WHAT IS NEEDED ▸ Out of the entries that follow, copy each line containing "data".

RECORDS TO USE below:

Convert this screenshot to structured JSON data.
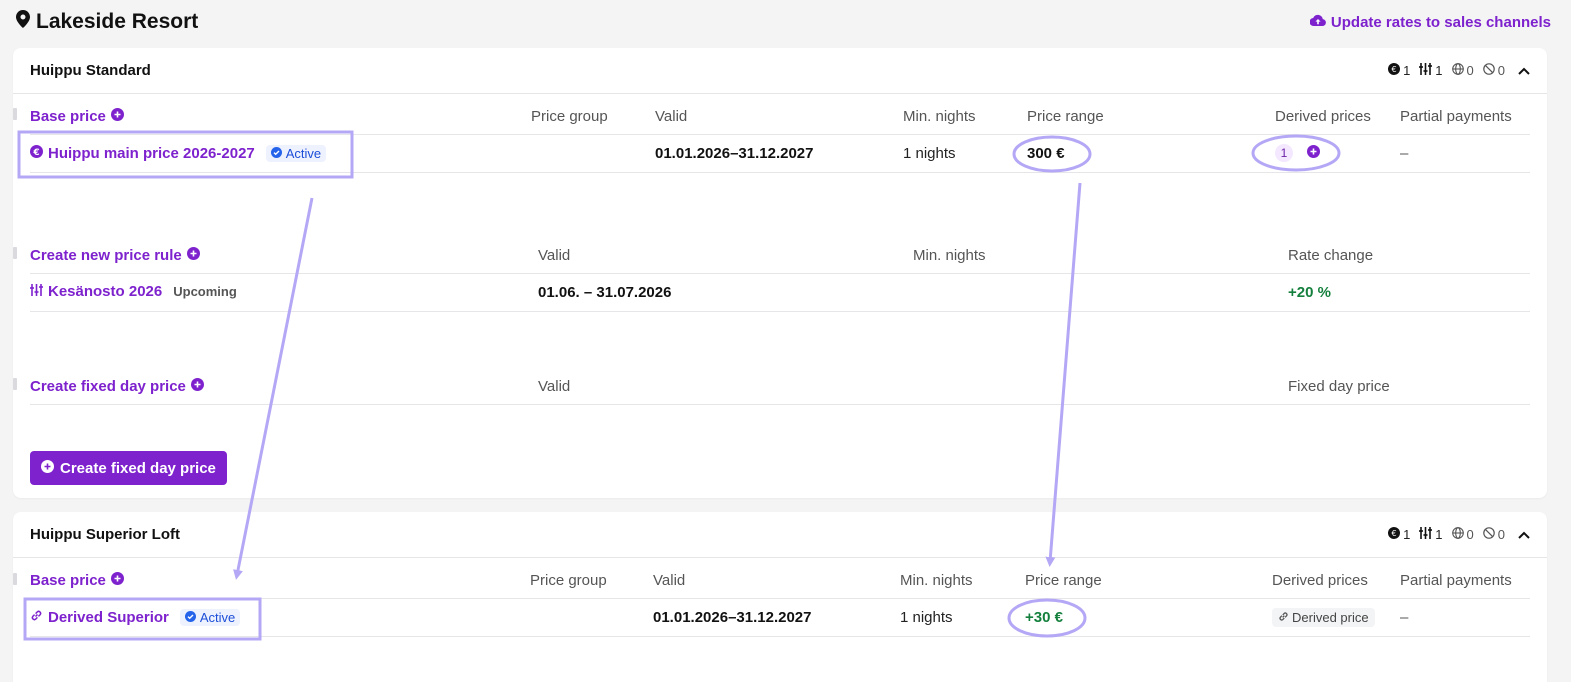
{
  "header": {
    "title": "Lakeside Resort",
    "update_label": "Update rates to sales channels"
  },
  "colors": {
    "accent": "#7e22ce",
    "positive": "#15803d",
    "active_badge": "#1d4ed8",
    "annotation": "#b4a7f5"
  },
  "rooms": [
    {
      "name": "Huippu Standard",
      "stats": [
        "1",
        "1",
        "0",
        "0"
      ],
      "base_price": {
        "columns": [
          "Base price",
          "Price group",
          "Valid",
          "Min. nights",
          "Price range",
          "Derived prices",
          "Partial payments"
        ],
        "rows": [
          {
            "name": "Huippu main price 2026-2027",
            "status": "Active",
            "price_group": "",
            "valid": "01.01.2026–31.12.2027",
            "min_nights": "1 nights",
            "price_range": "300 €",
            "derived_count": "1",
            "partial": "–"
          }
        ]
      },
      "price_rules": {
        "columns": [
          "Create new price rule",
          "Valid",
          "Min. nights",
          "Rate change"
        ],
        "rows": [
          {
            "name": "Kesänosto 2026",
            "status": "Upcoming",
            "valid": "01.06. – 31.07.2026",
            "min_nights": "",
            "rate_change": "+20 %"
          }
        ]
      },
      "fixed_day": {
        "columns": [
          "Create fixed day price",
          "Valid",
          "Fixed day price"
        ],
        "button_label": "Create fixed day price"
      }
    },
    {
      "name": "Huippu Superior Loft",
      "stats": [
        "1",
        "1",
        "0",
        "0"
      ],
      "base_price": {
        "columns": [
          "Base price",
          "Price group",
          "Valid",
          "Min. nights",
          "Price range",
          "Derived prices",
          "Partial payments"
        ],
        "rows": [
          {
            "name": "Derived Superior",
            "status": "Active",
            "price_group": "",
            "valid": "01.01.2026–31.12.2027",
            "min_nights": "1 nights",
            "price_range": "+30 €",
            "derived_label": "Derived price",
            "partial": "–"
          }
        ]
      }
    }
  ]
}
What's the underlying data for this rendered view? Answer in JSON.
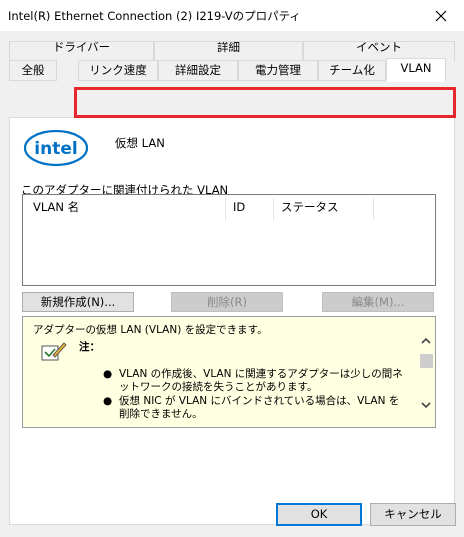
{
  "window": {
    "title": "Intel(R) Ethernet Connection (2) I219-Vのプロパティ",
    "close_icon": "close-icon"
  },
  "tabs": {
    "back_row": [
      "ドライバー",
      "詳細",
      "イベント"
    ],
    "front_row": [
      "全般",
      "リンク速度",
      "詳細設定",
      "電力管理",
      "チーム化",
      "VLAN"
    ],
    "active": "VLAN"
  },
  "highlight_color": "#e8262e",
  "panel": {
    "logo_text": "intel",
    "virtual_lan_label": "仮想 LAN",
    "assoc_label": "このアダプターに関連付けられた VLAN",
    "table": {
      "columns": [
        "VLAN 名",
        "ID",
        "ステータス"
      ],
      "rows": []
    },
    "buttons": {
      "new": "新規作成(N)...",
      "delete": "削除(R)",
      "edit": "編集(M)..."
    },
    "info": {
      "text": "アダプターの仮想 LAN (VLAN) を設定できます。",
      "note_label": "注：",
      "bullets": [
        "VLAN の作成後、VLAN に関連するアダプターは少しの間ネットワークの接続を失うことがあります。",
        "仮想 NIC が VLAN にバインドされている場合は、VLAN を削除できません。"
      ],
      "bullet_char": "●"
    }
  },
  "dialog_buttons": {
    "ok": "OK",
    "cancel": "キャンセル"
  },
  "colors": {
    "accent": "#0078d7",
    "info_bg": "#ffffe1",
    "intel_blue": "#0071c5"
  }
}
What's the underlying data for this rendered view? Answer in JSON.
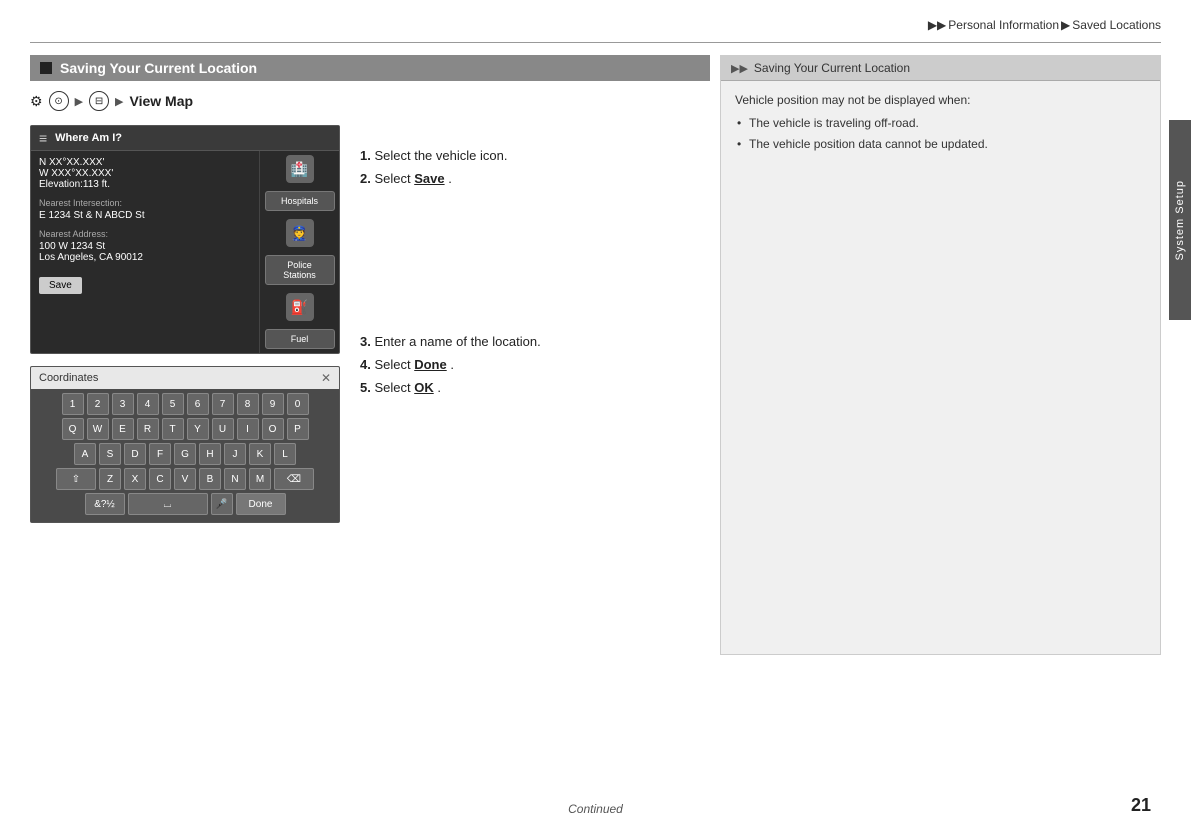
{
  "breadcrumb": {
    "arrow1": "▶▶",
    "section1": "Personal Information",
    "arrow2": "▶",
    "section2": "Saved Locations"
  },
  "top_divider": true,
  "page_number": "21",
  "continued_label": "Continued",
  "sidebar_tab": "System Setup",
  "main_section": {
    "header_icon": "■",
    "header_title": "Saving Your Current Location",
    "nav_icons": "⚙ ⊙ ▶ ⊟ ▶",
    "nav_label": "View Map",
    "screen1": {
      "title": "Where Am I?",
      "coords_label": "N XX°XX.XXX'",
      "coords_label2": "W XXX°XX.XXX'",
      "elevation": "Elevation:113 ft.",
      "nearest_intersection_label": "Nearest Intersection:",
      "nearest_intersection": "E 1234 St & N ABCD St",
      "nearest_address_label": "Nearest Address:",
      "nearest_address1": "100 W 1234 St",
      "nearest_address2": "Los Angeles, CA 90012",
      "save_button": "Save",
      "side_btn1": "Hospitals",
      "side_btn2": "Police Stations",
      "side_btn3": "Fuel"
    },
    "screen2": {
      "input_placeholder": "Coordinates",
      "close_icon": "✕",
      "rows": [
        [
          "1",
          "2",
          "3",
          "4",
          "5",
          "6",
          "7",
          "8",
          "9",
          "0"
        ],
        [
          "Q",
          "W",
          "E",
          "R",
          "T",
          "Y",
          "U",
          "I",
          "O",
          "P"
        ],
        [
          "A",
          "S",
          "D",
          "F",
          "G",
          "H",
          "J",
          "K",
          "L"
        ],
        [
          "⇧",
          "Z",
          "X",
          "C",
          "V",
          "B",
          "N",
          "M",
          "⌫"
        ]
      ],
      "bottom_row": [
        "&?½",
        "⌴",
        "🎤",
        "Done"
      ]
    },
    "instructions": [
      {
        "num": "1.",
        "text": "Select the vehicle icon."
      },
      {
        "num": "2.",
        "text": "Select ",
        "bold": "Save",
        "text2": "."
      },
      {
        "num": "3.",
        "text": "Enter a name of the location."
      },
      {
        "num": "4.",
        "text": "Select ",
        "bold": "Done",
        "text2": "."
      },
      {
        "num": "5.",
        "text": "Select ",
        "bold": "OK",
        "text2": "."
      }
    ]
  },
  "right_panel": {
    "arrow": "▶▶",
    "title": "Saving Your Current Location",
    "body_text": "Vehicle position may not be displayed when:",
    "bullets": [
      "The vehicle is traveling off-road.",
      "The vehicle position data cannot be updated."
    ]
  }
}
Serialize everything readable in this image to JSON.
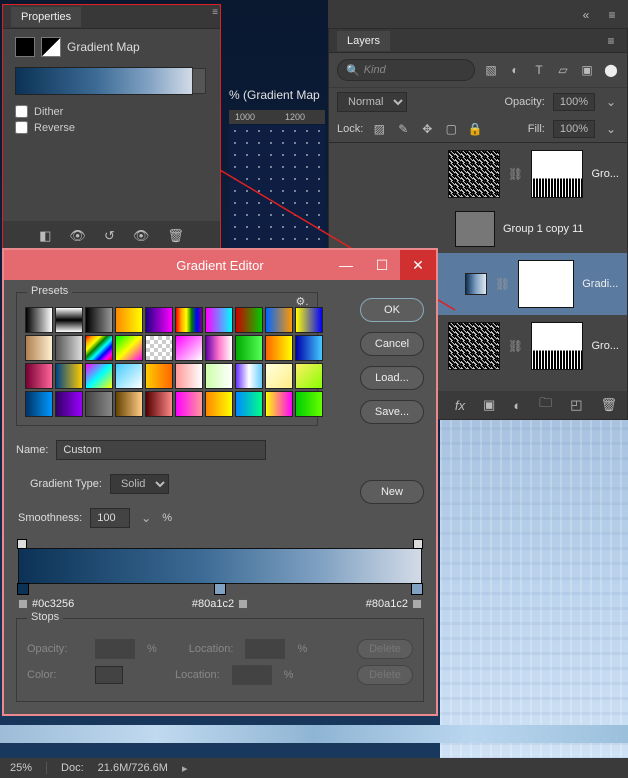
{
  "doc_tab": "% (Gradient Map",
  "ruler": {
    "a": "1000",
    "b": "1200"
  },
  "properties": {
    "title": "Properties",
    "label": "Gradient Map",
    "dither": "Dither",
    "reverse": "Reverse"
  },
  "layers": {
    "title": "Layers",
    "search_placeholder": "Kind",
    "blend_mode": "Normal",
    "opacity_label": "Opacity:",
    "opacity_value": "100%",
    "lock_label": "Lock:",
    "fill_label": "Fill:",
    "fill_value": "100%",
    "entries": [
      {
        "name": "Gro..."
      },
      {
        "name": "Group 1 copy 11"
      },
      {
        "name": "Gradi..."
      },
      {
        "name": "Gro..."
      }
    ],
    "fx_label": "fx"
  },
  "gedit": {
    "title": "Gradient Editor",
    "presets_label": "Presets",
    "buttons": {
      "ok": "OK",
      "cancel": "Cancel",
      "load": "Load...",
      "save": "Save...",
      "new": "New"
    },
    "name_label": "Name:",
    "name_value": "Custom",
    "type_label": "Gradient Type:",
    "type_value": "Solid",
    "smooth_label": "Smoothness:",
    "smooth_value": "100",
    "pct": "%",
    "stop_colors": {
      "a": "#0c3256",
      "b": "#80a1c2",
      "c": "#80a1c2"
    },
    "stops_label": "Stops",
    "opacity_label": "Opacity:",
    "location_label": "Location:",
    "color_label": "Color:",
    "delete_label": "Delete"
  },
  "swatches": [
    "linear-gradient(90deg,#000,#fff)",
    "linear-gradient(#fff,#000,#fff)",
    "linear-gradient(90deg,#000,#999)",
    "linear-gradient(90deg,#f80,#ff0)",
    "linear-gradient(90deg,#208,#f0f)",
    "linear-gradient(90deg,red,orange,yellow,green,blue,purple)",
    "linear-gradient(90deg,#f0f,#0ff)",
    "linear-gradient(90deg,#c00,#0c0)",
    "linear-gradient(90deg,#06f,#f90)",
    "linear-gradient(90deg,#ff0,#00f)",
    "linear-gradient(90deg,#b08050,#fff0d0)",
    "linear-gradient(90deg,#555,#ddd)",
    "linear-gradient(135deg,red,orange,yellow,green,cyan,blue,magenta,red)",
    "linear-gradient(135deg,#0f0,#ff0,#f0f)",
    "repeating-conic-gradient(#ccc 0 25%,#fff 0 50%) 0/8px 8px",
    "linear-gradient(135deg,#f0f,#fff)",
    "linear-gradient(90deg,#60a,#f7c,#fff)",
    "linear-gradient(90deg,#0a0,#5f5)",
    "linear-gradient(90deg,#f60,#ff0)",
    "linear-gradient(90deg,#00a,#4cf)",
    "linear-gradient(90deg,#703,#f69)",
    "linear-gradient(90deg,#048,#fc0)",
    "linear-gradient(135deg,#f0f,#0ff,#ff0)",
    "linear-gradient(135deg,#4cf,#fff)",
    "linear-gradient(90deg,#fc0,#f60)",
    "linear-gradient(90deg,#f99,#fff)",
    "linear-gradient(90deg,#cfa,#fff)",
    "linear-gradient(90deg,#63f,#fff,#6cf)",
    "linear-gradient(135deg,#ffd,#fe8)",
    "linear-gradient(135deg,#fe6,#8f0)",
    "linear-gradient(90deg,#036,#09f)",
    "linear-gradient(90deg,#306,#90f)",
    "linear-gradient(90deg,#444,#888)",
    "linear-gradient(90deg,#640,#fc8)",
    "linear-gradient(90deg,#500,#f88)",
    "linear-gradient(90deg,#f0f,#f99)",
    "linear-gradient(90deg,#f80,#ff0)",
    "linear-gradient(90deg,#08f,#0f8)",
    "linear-gradient(90deg,#ff0,#f0f)",
    "linear-gradient(90deg,#0c0,#6f0)"
  ],
  "status": {
    "zoom": "25%",
    "doc_label": "Doc:",
    "doc_value": "21.6M/726.6M"
  }
}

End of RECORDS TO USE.

WRITTEN RESPONSE ▸
Convert this screenshot to structured JSON data.
What's the underlying data for this rendered view? Answer in JSON.
What's the underlying data for this rendered view? Answer in JSON.
      "The vehicle position data cannot be updated."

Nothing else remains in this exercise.